IS YOUR CAT TRYING TO TELL YOU SOMETHING? ROB INGRAM FACES FACTS ABOUT OUR FURRY FRIENDS’ FEELINGS.

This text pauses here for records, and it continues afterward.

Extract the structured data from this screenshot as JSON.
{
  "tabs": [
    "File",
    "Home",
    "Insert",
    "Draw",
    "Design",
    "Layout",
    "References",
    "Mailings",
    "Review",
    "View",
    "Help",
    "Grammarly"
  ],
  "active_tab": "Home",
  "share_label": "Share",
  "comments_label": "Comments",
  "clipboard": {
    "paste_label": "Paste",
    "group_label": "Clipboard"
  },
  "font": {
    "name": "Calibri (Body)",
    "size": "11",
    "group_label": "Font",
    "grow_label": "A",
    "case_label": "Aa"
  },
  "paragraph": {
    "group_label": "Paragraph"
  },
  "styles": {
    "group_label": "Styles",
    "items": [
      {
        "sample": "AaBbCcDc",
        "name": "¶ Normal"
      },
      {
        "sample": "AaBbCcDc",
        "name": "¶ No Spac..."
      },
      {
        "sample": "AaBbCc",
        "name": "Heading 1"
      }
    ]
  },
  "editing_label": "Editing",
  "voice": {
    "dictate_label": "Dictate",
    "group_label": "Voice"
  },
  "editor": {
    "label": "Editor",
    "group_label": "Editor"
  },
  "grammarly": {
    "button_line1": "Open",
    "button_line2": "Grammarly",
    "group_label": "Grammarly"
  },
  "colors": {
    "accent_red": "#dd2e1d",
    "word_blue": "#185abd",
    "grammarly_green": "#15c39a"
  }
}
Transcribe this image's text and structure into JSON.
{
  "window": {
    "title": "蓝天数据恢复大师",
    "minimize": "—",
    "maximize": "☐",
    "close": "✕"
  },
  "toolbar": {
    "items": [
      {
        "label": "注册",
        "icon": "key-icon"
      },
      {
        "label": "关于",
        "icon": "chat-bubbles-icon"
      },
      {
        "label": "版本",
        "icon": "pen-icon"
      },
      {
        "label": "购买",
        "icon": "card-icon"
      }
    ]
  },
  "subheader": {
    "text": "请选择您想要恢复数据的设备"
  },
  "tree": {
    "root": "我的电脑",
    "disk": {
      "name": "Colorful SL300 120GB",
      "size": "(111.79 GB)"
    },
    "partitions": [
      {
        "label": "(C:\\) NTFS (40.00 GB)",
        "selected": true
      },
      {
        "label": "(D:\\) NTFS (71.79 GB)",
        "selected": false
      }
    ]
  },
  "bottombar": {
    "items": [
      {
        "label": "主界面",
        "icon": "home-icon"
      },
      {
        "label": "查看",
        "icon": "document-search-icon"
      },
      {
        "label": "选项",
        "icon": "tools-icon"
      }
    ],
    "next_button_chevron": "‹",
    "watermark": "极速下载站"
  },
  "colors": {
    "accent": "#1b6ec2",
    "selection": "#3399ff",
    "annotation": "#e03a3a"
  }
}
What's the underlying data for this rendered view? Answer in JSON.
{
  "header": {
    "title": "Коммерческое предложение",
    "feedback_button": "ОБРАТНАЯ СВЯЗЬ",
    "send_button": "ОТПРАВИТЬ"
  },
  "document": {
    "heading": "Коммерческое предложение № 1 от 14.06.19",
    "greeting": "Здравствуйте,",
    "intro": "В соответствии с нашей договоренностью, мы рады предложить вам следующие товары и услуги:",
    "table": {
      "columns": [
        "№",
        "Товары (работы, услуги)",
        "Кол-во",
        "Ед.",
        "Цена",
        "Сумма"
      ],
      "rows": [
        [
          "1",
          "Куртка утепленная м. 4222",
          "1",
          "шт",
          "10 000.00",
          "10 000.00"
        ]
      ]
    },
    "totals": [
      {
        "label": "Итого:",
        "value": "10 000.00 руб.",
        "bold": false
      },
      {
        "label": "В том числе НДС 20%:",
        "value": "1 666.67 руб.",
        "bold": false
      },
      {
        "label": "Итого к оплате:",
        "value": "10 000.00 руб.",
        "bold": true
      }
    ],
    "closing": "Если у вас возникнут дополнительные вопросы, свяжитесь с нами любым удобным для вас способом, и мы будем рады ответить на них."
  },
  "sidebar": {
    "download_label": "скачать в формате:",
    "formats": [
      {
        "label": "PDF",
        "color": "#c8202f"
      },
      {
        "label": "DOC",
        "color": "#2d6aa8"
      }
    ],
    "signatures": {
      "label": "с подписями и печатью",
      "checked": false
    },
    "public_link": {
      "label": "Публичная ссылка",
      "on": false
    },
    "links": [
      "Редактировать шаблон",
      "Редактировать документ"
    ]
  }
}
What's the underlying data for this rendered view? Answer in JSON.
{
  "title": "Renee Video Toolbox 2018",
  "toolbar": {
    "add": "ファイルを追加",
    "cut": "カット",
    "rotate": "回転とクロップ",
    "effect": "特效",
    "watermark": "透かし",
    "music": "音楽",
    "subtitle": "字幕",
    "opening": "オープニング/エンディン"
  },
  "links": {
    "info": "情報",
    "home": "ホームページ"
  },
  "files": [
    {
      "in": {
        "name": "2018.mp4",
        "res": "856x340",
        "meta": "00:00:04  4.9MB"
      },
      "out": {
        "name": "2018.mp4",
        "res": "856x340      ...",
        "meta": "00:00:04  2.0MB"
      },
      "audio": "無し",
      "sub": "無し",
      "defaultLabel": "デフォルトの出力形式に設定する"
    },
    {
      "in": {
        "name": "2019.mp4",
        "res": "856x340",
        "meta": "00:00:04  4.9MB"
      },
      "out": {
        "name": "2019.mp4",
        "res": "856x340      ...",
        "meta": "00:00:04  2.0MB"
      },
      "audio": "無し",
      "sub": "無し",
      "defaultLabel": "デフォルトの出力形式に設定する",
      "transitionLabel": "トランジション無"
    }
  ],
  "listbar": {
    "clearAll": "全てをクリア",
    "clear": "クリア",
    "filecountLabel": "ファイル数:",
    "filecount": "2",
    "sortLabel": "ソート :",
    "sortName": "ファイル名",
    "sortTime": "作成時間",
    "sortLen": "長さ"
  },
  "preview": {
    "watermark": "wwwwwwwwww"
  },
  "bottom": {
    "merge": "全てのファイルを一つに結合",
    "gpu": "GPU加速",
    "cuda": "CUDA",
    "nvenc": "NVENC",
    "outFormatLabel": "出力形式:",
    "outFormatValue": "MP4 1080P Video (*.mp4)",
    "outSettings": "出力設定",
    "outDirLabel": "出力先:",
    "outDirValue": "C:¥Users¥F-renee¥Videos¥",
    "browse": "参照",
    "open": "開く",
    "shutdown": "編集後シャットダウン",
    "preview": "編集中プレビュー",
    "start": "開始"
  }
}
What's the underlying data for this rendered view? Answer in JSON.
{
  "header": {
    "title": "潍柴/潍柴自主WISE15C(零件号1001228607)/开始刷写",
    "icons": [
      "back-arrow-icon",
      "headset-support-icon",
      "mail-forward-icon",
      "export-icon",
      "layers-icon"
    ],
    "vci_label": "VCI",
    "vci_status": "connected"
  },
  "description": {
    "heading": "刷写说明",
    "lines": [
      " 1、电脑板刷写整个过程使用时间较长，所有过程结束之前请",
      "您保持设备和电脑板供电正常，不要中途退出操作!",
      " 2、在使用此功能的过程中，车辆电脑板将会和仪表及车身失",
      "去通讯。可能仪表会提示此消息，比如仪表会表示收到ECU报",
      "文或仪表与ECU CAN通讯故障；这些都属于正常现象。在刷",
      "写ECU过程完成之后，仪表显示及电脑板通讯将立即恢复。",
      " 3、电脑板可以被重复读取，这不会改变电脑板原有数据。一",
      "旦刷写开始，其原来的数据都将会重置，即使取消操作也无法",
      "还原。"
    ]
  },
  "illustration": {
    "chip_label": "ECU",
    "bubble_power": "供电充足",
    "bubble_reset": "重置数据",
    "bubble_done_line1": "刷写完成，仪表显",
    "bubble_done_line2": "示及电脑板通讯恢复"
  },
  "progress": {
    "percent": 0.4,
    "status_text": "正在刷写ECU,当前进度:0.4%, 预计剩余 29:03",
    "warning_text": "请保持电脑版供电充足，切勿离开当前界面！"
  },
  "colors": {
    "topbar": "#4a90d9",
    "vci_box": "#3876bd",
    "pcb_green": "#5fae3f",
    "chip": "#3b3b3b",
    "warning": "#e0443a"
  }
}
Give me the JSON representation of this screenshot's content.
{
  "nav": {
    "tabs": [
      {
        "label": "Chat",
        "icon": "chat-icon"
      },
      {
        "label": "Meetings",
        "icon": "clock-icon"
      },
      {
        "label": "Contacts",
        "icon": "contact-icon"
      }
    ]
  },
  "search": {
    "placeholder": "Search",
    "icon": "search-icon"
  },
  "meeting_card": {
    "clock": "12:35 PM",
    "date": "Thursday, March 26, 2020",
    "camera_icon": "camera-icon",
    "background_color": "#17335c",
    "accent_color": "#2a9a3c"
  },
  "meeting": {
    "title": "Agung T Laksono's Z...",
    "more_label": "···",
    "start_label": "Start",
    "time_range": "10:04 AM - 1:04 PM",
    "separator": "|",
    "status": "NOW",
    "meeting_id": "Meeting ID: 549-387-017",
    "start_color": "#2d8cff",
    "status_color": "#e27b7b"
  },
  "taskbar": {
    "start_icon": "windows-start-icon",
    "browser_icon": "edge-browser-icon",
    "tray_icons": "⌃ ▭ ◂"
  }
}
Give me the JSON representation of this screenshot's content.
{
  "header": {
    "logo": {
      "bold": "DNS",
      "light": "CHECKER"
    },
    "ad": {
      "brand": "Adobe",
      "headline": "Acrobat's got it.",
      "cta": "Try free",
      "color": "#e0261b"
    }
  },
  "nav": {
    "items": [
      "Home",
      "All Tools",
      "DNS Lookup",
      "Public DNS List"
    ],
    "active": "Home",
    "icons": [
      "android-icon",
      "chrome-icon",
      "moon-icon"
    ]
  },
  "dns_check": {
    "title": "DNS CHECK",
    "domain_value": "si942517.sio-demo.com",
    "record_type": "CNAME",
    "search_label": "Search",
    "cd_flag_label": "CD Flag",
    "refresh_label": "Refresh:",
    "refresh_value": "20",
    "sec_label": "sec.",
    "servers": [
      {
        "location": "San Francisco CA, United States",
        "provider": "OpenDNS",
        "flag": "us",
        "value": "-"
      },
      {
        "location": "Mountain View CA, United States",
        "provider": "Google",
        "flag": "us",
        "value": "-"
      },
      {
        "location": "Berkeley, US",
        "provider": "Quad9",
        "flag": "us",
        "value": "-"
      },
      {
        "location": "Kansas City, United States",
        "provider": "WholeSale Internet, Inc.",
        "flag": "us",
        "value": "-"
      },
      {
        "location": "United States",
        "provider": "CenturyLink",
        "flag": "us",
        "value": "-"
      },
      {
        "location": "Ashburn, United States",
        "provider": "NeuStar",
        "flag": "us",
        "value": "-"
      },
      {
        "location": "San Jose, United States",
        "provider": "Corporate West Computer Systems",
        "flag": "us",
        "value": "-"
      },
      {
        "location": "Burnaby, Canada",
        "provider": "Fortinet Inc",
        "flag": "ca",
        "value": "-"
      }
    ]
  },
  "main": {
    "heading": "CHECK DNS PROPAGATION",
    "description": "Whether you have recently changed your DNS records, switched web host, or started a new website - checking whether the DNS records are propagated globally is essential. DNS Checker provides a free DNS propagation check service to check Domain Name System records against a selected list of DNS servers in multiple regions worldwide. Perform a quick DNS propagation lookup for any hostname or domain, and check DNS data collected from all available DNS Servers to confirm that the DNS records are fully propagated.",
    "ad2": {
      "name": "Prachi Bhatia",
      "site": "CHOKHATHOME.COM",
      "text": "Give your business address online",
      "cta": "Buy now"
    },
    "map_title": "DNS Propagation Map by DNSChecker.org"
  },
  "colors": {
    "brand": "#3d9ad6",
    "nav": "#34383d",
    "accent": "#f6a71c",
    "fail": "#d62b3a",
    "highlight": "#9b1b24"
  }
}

LOOK, I DON’T know if men are from Mars and women are from Venus, or what. But our brains are definitely wired differently. The Chosen One, for instance, believes she can read the expressions on cats’ faces. “I’m concerned about Polly,” she told me the other day. “She’s brooding about something.” How could she tell? Well, she told me, the cat was looking distracted and anxious. Now, this is daft. Cats have faces, not expressions. Just to be sure, I checked out our cat’s face closely. She just looked straight back at me with that “You lookin‘ at me?” scowl shared by cats and inebriated Glaswegians. The most interesting thing about cats’ faces is that they sometimes display face-shape characteristics similar to humans. Our cat, Polly, for instance, has a face resembling that of television horseracing tipster Ron Dufficy. Maybe they share an expression of complacency or shrewdness, but I don’t think so. It’s just the shape of the face — the spacing between the eyes and the short upper lip. Whatever, the similarity is so marked that I sometimes wake at night with a start thinking I’m sharing a pillow with Ron. “What do you fancy in the third at Rosehill tomorrow?” I’ll whisper. But the reply, a gust of feline halitosis and calcium-enriched jellymeat, is about as useful to me as a late scratching. And, speaking of scratching... I’ve tried to explain to The Chosen One that the genetics behind human facial expressions go back to Neanderthal DNA. Okay, the prevailing expression of the early human may have been “D’oh!”, whereas ours is, “What the…?” But both are far from the cat’s sole expression, which is “You’re sitting on my chair!” I’ve even attempted to explain to The Cat’s Mother the differences in the muscle maps of human and feline faces. If I remember correctly — and I pretended I did — the depressor anguli oris and the zygomaticus allow us to express surprise, happiness, fear and disapproval, while allowing the cat only to yawn and eat birds (expressions of boredom and birdicide). But she insists the cat has a full spectrum of expressions and is on the verge of being able to speak to explain them. If you watch science programs on TV, you might have seen one about the differences in male and female brains, where researchers insist there is nothing parents can do to suppress the innate tendencies of boys to gravitate to guns and trucks, and girls to dolls and tea sets. And cats. Boys like the more robust rough-and-tumble interaction with excited dogs. But, because cats show affection when it suits them, girls conjure up an imagined maternal bonding. And, apparently, it follows through to our adult nature. “We all know the saying: dog is man’s best friend,” said the science-show presenter. Well, actually, I disagree. A good tax accountant is man’s best friend. And maybe a consistently astute television horseracing tipster after that. Meanwhile, the discord at home about cats’ expressions is still to be resolved. But, in the country, there’s always somewhere to go to sort out your problems — the Men’s Shed. When I arrived the blokes laid down their tools and made another cuppa. And, by the time I left, they’d solved the woman/cat empathy for me. They reckon because cats do what they want, never listen, are a bit unpredictable little women in bad fur coats. I can’t wait to discuss this theory as soon as I get home.
FACES IS THAT THE THING ABOUT CATS’ FACE-SHAPE THEY SOMETIMES DISPLAY TO HUMANS. CHARACTERISTICS SIMILAR